Sunday, November 16, 2008

Film Review - "Heavy Metal" (1981)

Heavy Metal
Gerald Potterton

This is a huge cult classic 80’s relic, and damned if it isn’t downright fuckin’ rad. Based on a hugely popular sci-fi/fantasy comic series ‘for adults’ (not as in pornographic – more akin to a more modern and more serious EC comic) that was a smash hit in the 70’s and 80’s, this is a very R-rated animation anthology (with each segment being done by different artists, thus having a different style). The basic wraparound storyline is about a malevolent green orb (called the Loc-Nar) that is, essentially, the root of all evil in the universe. It is highly sought-after, despite the fact that it pretty much kills anyone who comes in contact with it. The first story is about Harry Canyon, a cabbie in a super-futuristic New York City complete with flying cars, robots, and ‘illegal aliens’ that actually are aliens… The place is still a dump, though. Anyway, Canyon gets caught up in some nasty mob business when the Loc-Nar finds its way into the Big Apple. The second story is about Den, a geeky teenager (played hilariously by John Candy) who finds the Loc-Nar and experiments on it, only to be transported into an alternate fantasy dimension where he becomes a muscle-bound hero fighting to save the girl. The third story is about the trial of Captain Lincoln Sternn, the most despicable man in the galaxy, guilty of twelve counts of first-degree murder, fourteen counts of armed robbery, twenty-two counts of deep-space piracy, eighteen counts of capitol fraud, thirty-seven counts of rape, and one moving violation. The fourth story is about a WWII plane filled with dead soldiers who are returned from the dead as zombies when the plane comes in contact with the Loc-Nar. The fifth story is about two stoner aliens and their horny robot sidekick (the latter of which is once again played to hilarious perfection by John Candy). The sixth, final, and longest segment is an epic action-fantasy story about a warrior woman who goes to battle against a cyborg tyrant and his violent armies, threatening to destroy the world.
Sure, this movie is little more than an entirely gratuitous teenage male fantasy, but dammit, it’s a really fun movie to just relax and watch. There’s loads of fairly graphic cartoon sex and super-graphic cartoon violence, but that sort of thing is a lot of fun every once in a while.
The acting is pretty notable, mostly for the fact that John Candy, Eugene Levy and Harold Ramis all play several characters apiece and offer their comedic genius (and, though he doesn’t act, Ivan Ghostbusters Reitman produced the film).
The soundtrack is another place where the film shines. I love when we see good licensed music in a cartoon. Black Sabbath? Devo? Blue Oyster Cult? Cheap Trick? Hell yeah! Add to that an awesome score by Elmer Bernstein (who was probably one of my favorite film composers), and you’ve got a soundtrack that makes everything else five times cooler.
The animation is really kickass here, too. It’s got that 80’s feel to it most of the time, which I just love, but it’s also really ahead of its time in some certain places. As stated earlier, each segment has its own distinctly different animation style; the Den segment is clearly inspired by Frank Frazetta, while the Captain Sternn segment has a cheesy, cartoonish style with big eyes, square jaws, etc. and the WWII segment is drawn realistically, with some very grotesque gore and genuinely creepy zombies.
Is it a profound, thought-provoking film? Hell no. Is it without artistic merit? Not necessarily. Putting aside personal tastes for a minute, I feel that this film is a great time capsule from the early 80’s and an important part of the history of American animation. Now, as far as personal taste goes… I seriously love this movie. As much of a dumb, testosterone-laden film this could have been, the guys making it knew not to take it too seriously, so it has a great sense of humor about it that makes it so much more enjoyable and memorable in the long run. This honestly deserves every ounce of its cult classic status. It’s not even a guilty pleasure for me; I wear my status as a hardcore Heavy Metal fan with pride.
RATING: 10/10

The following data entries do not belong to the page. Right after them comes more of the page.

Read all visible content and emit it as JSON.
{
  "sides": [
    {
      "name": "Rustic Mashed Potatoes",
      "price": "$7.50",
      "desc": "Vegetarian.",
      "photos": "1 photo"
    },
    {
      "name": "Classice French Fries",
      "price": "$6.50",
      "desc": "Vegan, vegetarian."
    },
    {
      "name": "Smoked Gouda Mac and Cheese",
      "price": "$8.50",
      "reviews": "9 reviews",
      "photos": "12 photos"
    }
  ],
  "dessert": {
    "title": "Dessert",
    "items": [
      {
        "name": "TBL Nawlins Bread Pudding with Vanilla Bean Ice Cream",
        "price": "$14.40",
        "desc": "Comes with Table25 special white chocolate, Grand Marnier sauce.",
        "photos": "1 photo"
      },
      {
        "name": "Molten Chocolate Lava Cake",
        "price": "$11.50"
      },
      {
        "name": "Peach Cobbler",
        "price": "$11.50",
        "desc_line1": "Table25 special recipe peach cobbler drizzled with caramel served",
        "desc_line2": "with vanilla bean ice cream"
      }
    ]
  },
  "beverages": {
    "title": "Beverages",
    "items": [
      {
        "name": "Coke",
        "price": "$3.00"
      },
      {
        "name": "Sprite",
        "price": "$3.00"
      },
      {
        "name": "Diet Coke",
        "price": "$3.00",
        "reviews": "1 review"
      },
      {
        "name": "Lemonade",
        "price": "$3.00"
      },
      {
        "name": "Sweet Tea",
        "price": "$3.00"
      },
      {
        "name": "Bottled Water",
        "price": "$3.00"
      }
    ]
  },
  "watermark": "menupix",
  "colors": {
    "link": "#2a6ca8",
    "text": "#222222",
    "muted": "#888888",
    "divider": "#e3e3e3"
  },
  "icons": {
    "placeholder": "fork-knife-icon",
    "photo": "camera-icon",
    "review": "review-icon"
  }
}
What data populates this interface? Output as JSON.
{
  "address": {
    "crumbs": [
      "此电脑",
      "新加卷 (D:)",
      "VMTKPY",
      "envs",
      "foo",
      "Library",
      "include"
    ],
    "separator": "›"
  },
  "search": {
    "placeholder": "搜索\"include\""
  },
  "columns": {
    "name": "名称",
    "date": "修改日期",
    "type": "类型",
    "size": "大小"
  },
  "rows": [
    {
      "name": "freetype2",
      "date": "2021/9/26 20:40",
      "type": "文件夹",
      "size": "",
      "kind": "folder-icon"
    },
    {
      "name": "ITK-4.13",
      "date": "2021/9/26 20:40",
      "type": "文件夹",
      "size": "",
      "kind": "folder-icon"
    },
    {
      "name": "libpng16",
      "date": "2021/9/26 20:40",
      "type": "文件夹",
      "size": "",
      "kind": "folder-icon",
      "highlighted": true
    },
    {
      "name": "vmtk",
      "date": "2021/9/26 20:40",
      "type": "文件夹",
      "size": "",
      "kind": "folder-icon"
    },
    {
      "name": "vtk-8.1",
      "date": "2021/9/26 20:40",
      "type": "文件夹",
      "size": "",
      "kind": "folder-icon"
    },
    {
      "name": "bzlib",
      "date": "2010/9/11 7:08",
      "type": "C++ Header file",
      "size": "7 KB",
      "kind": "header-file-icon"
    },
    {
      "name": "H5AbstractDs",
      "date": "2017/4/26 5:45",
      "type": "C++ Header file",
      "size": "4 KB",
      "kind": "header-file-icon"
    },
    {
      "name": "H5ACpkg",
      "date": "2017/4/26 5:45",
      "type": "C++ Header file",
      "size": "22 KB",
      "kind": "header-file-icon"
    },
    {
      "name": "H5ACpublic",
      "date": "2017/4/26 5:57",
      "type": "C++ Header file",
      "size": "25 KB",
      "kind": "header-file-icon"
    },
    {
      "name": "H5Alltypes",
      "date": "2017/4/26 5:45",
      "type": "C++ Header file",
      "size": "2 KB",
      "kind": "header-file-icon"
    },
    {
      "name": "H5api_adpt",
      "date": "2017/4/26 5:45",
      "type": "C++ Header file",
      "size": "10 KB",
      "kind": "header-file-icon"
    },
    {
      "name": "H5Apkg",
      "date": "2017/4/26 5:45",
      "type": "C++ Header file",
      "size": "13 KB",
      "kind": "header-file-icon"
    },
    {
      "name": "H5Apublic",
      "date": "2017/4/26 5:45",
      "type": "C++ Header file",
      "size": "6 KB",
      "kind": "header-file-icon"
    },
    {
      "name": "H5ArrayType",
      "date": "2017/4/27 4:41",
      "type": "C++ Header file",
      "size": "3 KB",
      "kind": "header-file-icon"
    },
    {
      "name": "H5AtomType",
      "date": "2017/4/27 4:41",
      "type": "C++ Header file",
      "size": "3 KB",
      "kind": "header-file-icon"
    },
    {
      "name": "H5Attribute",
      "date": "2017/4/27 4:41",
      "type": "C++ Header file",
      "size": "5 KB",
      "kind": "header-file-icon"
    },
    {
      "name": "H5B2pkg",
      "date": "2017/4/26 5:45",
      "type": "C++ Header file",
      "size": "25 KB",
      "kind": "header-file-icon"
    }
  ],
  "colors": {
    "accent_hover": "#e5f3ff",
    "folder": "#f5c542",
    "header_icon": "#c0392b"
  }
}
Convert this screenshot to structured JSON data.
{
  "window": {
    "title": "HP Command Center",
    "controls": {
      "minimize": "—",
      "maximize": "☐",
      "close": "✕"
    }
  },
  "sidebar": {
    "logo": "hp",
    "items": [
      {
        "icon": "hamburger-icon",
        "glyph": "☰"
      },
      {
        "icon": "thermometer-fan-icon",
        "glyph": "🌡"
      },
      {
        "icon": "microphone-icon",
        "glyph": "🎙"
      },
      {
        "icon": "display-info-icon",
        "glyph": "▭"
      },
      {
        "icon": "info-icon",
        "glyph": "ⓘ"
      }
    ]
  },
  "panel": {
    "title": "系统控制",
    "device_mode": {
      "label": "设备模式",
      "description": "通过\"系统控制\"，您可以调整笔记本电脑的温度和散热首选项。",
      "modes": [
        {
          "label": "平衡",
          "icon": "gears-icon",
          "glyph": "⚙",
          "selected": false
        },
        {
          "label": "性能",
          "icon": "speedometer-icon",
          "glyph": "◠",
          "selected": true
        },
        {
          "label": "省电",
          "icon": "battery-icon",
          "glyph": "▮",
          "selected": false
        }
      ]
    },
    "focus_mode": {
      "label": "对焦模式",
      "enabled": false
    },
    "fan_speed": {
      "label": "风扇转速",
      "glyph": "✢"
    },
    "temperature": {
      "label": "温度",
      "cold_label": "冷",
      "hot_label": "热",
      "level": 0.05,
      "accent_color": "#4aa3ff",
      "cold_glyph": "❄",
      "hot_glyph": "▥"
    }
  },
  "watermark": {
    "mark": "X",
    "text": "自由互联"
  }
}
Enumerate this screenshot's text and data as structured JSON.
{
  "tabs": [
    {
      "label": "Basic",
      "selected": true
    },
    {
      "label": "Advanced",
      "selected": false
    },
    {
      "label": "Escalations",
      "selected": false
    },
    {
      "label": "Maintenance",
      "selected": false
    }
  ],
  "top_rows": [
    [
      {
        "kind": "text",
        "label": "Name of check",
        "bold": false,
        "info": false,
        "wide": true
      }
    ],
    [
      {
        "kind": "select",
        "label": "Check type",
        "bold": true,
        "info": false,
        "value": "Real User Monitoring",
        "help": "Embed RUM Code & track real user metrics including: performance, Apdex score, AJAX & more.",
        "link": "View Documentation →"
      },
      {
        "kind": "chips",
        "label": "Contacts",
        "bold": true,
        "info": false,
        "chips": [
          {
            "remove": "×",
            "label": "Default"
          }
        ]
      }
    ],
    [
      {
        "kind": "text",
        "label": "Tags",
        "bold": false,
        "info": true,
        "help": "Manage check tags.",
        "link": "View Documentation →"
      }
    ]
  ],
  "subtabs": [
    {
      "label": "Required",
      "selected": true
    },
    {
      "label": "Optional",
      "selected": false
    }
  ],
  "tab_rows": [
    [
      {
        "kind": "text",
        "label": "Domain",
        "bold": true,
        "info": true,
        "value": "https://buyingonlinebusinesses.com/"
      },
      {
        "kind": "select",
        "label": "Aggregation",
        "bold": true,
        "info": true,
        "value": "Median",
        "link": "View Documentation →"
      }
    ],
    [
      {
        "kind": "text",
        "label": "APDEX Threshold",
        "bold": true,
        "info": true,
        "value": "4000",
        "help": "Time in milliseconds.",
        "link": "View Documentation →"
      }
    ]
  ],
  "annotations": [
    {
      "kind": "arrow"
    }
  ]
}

1 comment:

  1. "Sure, this movie is little more than an entirely gratuitous teenage male fantasy..."

    What about a gratuitous teenage female fantasy? ;) It's the warrior-woman, Taarna, who ends up kicking a ton of male ass and riding off on a big bird-lizard-thing at the end (and so does the little girl, if I remember correctly; she ends up becoming the next Taarna). I've actually heard of some people who've named their daughter Taarna, which is kind of cute and probably not the worst name they could be given....

    Seriously, wouldn't you like to have a big bird-reptile-thing to fly around on? I know I would.

    Anyhoo, I really need to see this film again. BTW, you've seen "The Fifth Element", right? That has a LOT of similarities to Heavy Metal the comic and Heavy Metal the movie, visually and story-wise. It also has one of the best, if not THE best, scores I've heard in a science fiction movie.